PBE suspended for four years

Two days into 2010 rush, Phi Beta Epsilon (PBE) received a sanction from the Interfraternity Council (IFC) and was immediately banned from rushing new members. Fifteen days later, on Sept. 21, PBE was given a four-year suspension by the IFC for violating no-tolerance policies on hazing in PBE’s new member program.

The IFC said that at the beginning of fall rush, an anonymous source gave the IFC a document describing PBE’s new member education activities for the 2013 pledge class. The alleged offenses spanned a time period from 2009 rush through initiation in January 2010.

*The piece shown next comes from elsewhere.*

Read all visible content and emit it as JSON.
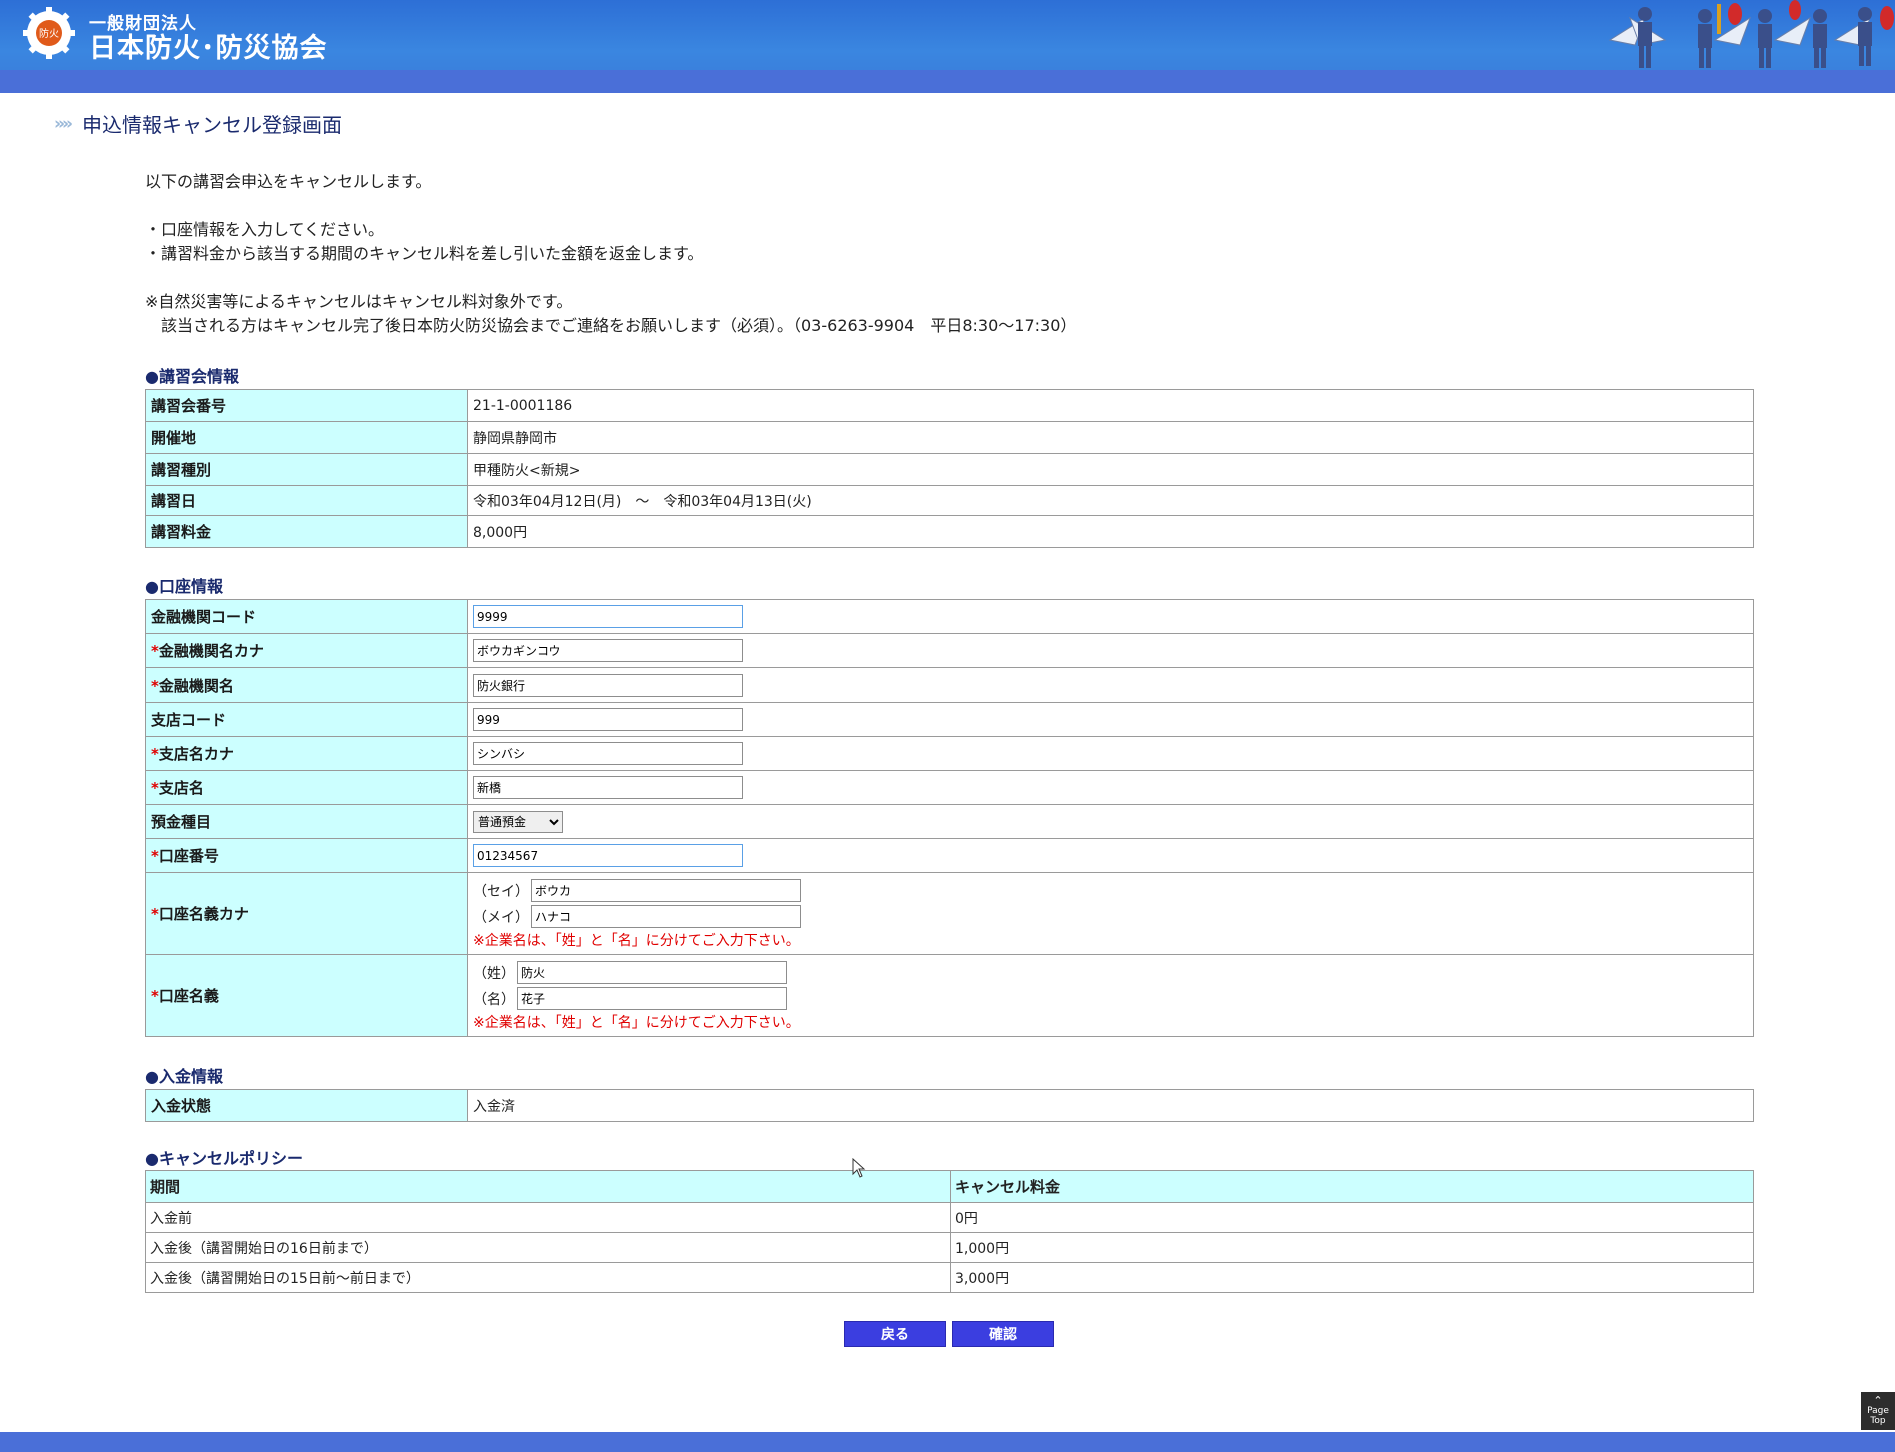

An IFC judicial board (which includes four representatives from different fraternities and the Judicial Committee secretary) held a hearing on the same day PBE was sanctioned, where three PBE representatives spoke. The Board decided to expel PBE, meaning a 10-year ban from MIT. According to the IFC Judicial Committee (JudComm) chair Garrett R. Fritz ’11, “it was a unanimous decision from all the board members that they were responsible for hazing.”

PBE appealed the decision on two grounds: that the judicial process was flawed, and that the punishment was too severe. The appeal was granted, and PBE’s punishment was changed to a suspension for four years.

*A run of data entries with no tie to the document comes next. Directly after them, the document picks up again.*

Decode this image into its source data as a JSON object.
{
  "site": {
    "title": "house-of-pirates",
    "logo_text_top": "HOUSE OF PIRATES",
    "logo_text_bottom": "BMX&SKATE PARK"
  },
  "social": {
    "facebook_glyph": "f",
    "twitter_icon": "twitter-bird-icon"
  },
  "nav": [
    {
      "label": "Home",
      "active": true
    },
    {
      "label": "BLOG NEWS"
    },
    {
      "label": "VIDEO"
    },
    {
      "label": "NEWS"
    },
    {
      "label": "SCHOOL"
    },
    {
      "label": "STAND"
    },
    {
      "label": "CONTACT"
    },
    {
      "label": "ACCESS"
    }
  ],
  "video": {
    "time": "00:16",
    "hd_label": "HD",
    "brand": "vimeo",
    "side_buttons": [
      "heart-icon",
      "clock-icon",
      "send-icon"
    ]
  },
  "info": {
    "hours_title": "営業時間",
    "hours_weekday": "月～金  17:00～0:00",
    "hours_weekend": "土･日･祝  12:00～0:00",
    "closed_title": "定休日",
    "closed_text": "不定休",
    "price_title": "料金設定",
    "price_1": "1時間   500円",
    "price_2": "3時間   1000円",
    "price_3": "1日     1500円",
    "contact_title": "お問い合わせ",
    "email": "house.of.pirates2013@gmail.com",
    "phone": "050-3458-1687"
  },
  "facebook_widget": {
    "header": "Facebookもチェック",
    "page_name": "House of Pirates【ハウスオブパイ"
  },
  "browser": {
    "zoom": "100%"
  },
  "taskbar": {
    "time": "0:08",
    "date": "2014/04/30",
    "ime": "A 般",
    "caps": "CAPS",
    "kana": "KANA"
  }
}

PBE and the IFC also disagreed on several other key points, including the interpretation of the activities mentioned in the document and the fairness of the trial.

As a result of the questions raised about the IFC judicial process, a fraternity president, whose identity was not disclosed, proposed a change to the judicial bylaws so that the fraternity presidents would be more involved in future fraternity suspension and expulsion cases. The change did not receive the required majority vote of the presidents to pass. The IFC Executive Board did, however, create a committee to review the IFC judicial policies and procedures to explore possibilities for their improvement.

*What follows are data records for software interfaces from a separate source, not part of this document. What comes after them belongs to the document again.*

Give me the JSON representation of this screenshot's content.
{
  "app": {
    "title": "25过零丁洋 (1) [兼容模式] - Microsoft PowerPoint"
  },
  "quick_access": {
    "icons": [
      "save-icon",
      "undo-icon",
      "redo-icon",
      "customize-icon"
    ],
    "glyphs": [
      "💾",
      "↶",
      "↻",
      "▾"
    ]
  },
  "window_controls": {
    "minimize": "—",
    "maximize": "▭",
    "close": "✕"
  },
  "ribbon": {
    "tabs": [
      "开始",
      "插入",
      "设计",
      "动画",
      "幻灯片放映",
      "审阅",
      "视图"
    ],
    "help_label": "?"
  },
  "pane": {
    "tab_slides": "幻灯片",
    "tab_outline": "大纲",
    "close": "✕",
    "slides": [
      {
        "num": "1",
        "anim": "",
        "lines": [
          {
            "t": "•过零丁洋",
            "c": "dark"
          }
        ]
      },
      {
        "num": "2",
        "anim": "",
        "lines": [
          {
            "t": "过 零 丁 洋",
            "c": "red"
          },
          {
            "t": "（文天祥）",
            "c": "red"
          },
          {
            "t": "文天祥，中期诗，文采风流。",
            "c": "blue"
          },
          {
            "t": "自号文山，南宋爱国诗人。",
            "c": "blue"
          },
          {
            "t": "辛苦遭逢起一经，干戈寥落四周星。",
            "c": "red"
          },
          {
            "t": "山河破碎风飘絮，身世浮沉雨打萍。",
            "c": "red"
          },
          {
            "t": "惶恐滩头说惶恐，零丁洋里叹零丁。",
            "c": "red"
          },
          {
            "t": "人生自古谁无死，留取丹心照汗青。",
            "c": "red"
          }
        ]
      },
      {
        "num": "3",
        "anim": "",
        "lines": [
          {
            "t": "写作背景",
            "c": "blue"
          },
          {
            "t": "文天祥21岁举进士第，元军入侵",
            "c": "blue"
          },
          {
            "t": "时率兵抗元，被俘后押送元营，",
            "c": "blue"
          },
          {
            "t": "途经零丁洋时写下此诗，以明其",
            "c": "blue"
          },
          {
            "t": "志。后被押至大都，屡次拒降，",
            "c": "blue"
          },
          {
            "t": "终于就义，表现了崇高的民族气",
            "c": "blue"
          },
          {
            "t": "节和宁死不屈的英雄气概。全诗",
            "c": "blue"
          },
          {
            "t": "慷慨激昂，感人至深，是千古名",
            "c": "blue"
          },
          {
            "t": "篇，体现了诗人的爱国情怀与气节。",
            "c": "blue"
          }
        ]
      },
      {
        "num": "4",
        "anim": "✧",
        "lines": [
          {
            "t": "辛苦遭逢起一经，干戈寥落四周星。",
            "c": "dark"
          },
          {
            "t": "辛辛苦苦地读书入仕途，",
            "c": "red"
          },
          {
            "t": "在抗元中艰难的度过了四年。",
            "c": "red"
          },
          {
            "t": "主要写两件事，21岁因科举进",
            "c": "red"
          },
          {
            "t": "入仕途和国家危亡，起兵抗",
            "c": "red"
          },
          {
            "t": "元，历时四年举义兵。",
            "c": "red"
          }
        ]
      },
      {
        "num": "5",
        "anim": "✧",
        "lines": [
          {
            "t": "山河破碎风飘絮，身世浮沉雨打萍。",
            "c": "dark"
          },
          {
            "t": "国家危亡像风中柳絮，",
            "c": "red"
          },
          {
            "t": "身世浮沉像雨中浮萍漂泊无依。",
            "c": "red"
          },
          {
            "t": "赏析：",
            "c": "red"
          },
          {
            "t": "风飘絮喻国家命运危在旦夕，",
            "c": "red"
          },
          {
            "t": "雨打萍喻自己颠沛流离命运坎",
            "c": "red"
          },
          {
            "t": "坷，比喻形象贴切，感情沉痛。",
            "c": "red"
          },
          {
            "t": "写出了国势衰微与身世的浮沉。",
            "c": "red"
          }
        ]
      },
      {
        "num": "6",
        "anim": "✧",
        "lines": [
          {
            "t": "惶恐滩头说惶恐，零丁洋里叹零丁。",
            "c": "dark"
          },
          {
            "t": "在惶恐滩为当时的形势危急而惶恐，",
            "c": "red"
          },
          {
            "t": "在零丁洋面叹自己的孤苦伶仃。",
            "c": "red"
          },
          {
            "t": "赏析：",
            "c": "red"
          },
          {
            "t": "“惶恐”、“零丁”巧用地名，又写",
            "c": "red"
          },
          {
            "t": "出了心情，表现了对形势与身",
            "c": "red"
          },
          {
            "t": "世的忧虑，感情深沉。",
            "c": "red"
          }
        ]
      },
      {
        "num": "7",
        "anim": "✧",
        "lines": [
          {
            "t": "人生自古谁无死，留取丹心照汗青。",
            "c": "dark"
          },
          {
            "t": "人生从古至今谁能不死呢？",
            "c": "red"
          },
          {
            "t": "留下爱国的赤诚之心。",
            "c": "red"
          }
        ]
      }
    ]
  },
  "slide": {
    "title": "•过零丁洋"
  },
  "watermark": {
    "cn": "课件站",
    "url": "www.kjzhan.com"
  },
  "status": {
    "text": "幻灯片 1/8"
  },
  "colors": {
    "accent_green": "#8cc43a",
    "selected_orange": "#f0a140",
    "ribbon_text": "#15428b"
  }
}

Despite MIT’s request to the Cambridge License Commission (CLC) to revoke PBE’s housing license, required for persons to live in the house, PBE’s housing license is still valid and does not expire until this May. According to Elizabeth Lint, the executive officer of the CLC, the hearing was initially scheduled for October 26, deferred to November 23, and then continued indefinitely, per PBE’s attorney’s request. The PBE Corporation owns the house and the property on which it sits on. It is still unclear what will be the fate of PBE’s house or the fraternity in five years.

Tau Epsilon Phi (TEP) sued for alleged sodium drop incident

In August, TEP settled a lawsuit with a six-figure settlement to Thomas Soisson and Katherine Nardin, two volunteers who were hurt when they picked up sodium that TEP members had allegedly thrown into the river during their sodium drop rush event in 2007.

On September 6, 2007, while volunteering for the non-profit clean-up organization Charles River Clean-Up Boat, Soisson, Nardin, Patrick Hodgins, and Matt McCord were injured by an exploding piece of sodium metal they had picked up from the shores of the Charles River.

According to a doctor’s account in the incident’s detective’s report, Soisson and Nardin suffered severe chemical burns to their legs, forearms, and facial areas as a result of the explosion.

Bhaskar Mookerji G, a TEP member at the time, confessed that he threw the sodium into the Charles on or around Sept. 4, 2007, two days before the volunteers were injured by the metal.

The settlement was paid from the insurance policies of TEP and Mookerji. The money compensated Soisson and Nardin for emotional trauma and medical expenses.